> **Problem**
Every line of the data that contains the string "with" must be copied.

> **Records to process**

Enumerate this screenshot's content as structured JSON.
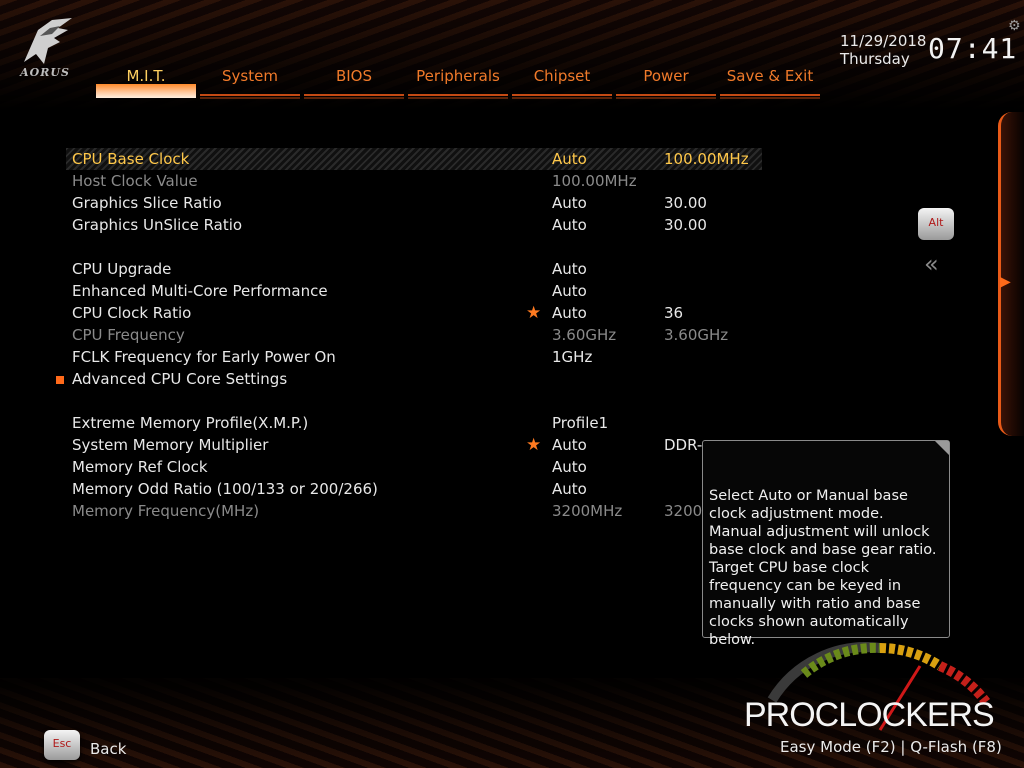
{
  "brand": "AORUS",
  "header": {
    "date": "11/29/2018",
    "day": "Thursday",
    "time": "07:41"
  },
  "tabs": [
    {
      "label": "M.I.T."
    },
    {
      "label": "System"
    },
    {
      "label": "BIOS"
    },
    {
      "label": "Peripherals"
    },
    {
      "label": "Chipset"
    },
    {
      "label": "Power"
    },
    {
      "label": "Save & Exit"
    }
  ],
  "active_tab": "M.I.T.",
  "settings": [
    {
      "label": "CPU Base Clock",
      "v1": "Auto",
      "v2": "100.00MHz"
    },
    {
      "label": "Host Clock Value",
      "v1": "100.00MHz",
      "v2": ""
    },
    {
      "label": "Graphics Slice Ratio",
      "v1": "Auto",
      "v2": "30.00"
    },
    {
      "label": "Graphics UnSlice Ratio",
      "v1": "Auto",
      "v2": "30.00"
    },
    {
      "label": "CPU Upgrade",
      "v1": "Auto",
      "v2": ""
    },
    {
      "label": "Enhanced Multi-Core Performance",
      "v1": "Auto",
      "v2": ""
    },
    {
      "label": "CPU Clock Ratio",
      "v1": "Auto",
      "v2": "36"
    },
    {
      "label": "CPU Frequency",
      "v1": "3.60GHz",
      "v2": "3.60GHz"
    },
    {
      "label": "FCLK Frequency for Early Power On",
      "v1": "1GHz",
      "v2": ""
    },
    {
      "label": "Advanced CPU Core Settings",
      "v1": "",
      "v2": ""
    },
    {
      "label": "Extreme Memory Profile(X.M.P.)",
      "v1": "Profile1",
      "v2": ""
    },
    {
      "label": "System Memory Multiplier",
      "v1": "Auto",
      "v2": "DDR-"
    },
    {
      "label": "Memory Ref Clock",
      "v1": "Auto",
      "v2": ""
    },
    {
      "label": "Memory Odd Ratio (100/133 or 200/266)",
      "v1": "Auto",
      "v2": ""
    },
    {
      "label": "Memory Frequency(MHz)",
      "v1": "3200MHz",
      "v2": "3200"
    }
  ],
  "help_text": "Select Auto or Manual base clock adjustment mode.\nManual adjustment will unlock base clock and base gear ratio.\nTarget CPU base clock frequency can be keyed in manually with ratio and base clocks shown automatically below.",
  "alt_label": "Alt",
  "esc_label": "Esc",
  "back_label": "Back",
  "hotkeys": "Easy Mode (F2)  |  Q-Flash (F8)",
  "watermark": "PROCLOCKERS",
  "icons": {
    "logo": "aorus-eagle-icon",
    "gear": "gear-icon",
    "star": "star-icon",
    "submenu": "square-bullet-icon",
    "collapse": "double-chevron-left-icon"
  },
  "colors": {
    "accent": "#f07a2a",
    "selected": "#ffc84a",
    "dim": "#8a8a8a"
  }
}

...

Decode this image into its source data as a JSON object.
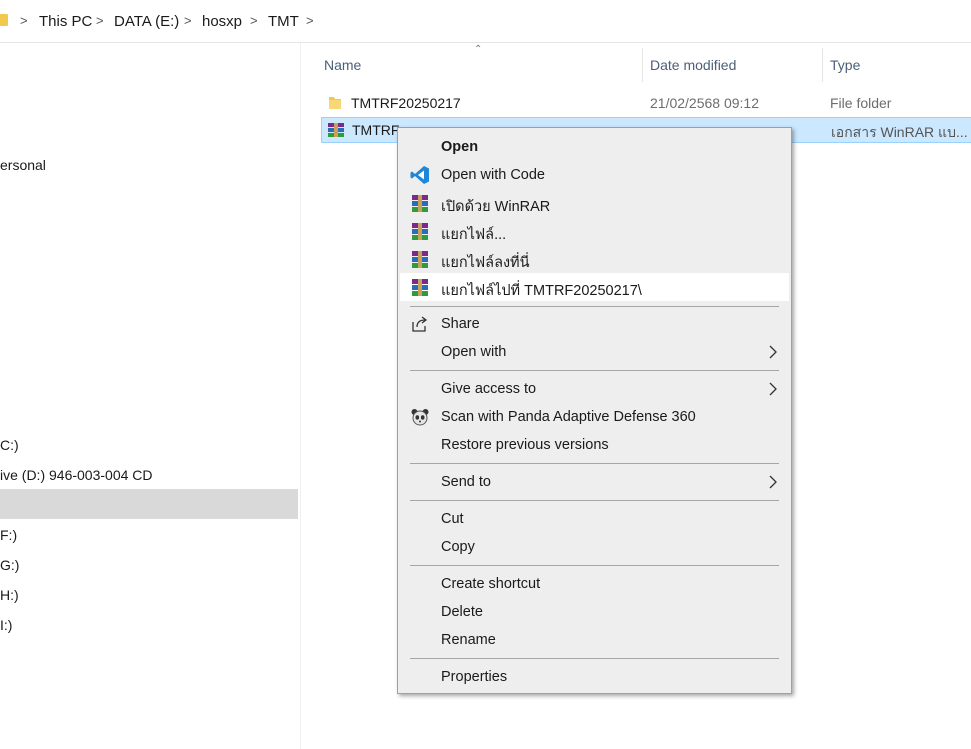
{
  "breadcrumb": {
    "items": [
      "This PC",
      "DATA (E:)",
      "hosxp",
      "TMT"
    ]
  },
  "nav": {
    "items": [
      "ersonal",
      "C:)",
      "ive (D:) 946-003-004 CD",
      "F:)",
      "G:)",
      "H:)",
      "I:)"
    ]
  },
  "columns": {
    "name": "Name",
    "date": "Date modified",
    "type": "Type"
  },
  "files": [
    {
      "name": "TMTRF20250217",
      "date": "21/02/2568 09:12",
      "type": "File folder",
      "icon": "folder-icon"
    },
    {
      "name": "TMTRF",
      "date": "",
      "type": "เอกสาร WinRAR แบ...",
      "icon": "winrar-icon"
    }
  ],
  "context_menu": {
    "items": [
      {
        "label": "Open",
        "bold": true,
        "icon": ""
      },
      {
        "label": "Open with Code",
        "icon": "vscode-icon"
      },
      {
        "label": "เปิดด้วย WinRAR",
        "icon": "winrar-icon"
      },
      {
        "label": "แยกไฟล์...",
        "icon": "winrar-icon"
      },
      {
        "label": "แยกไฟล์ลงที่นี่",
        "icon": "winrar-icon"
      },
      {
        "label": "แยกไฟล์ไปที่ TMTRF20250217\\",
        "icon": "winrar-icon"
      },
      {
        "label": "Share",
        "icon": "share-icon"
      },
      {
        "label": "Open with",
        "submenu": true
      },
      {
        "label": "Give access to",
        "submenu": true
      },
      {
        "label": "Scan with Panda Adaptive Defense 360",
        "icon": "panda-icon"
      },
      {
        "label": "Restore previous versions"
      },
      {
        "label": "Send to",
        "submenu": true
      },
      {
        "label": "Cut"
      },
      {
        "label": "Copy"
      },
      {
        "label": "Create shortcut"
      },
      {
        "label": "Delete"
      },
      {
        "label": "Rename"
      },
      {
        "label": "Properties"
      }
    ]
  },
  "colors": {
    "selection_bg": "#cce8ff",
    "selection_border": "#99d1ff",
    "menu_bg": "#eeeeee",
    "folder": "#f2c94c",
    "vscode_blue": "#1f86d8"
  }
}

> **Output**
  "help_text": "Select Auto or Manual base clock adjustment mode.\nManual adjustment will unlock base clock and base gear ratio.\nTarget CPU base clock frequency can be keyed in manually with ratio and base clocks shown automatically below.",
        "label": "Open with Code",
        "label": "Open with",
        "label": "Scan with Panda Adaptive Defense 360",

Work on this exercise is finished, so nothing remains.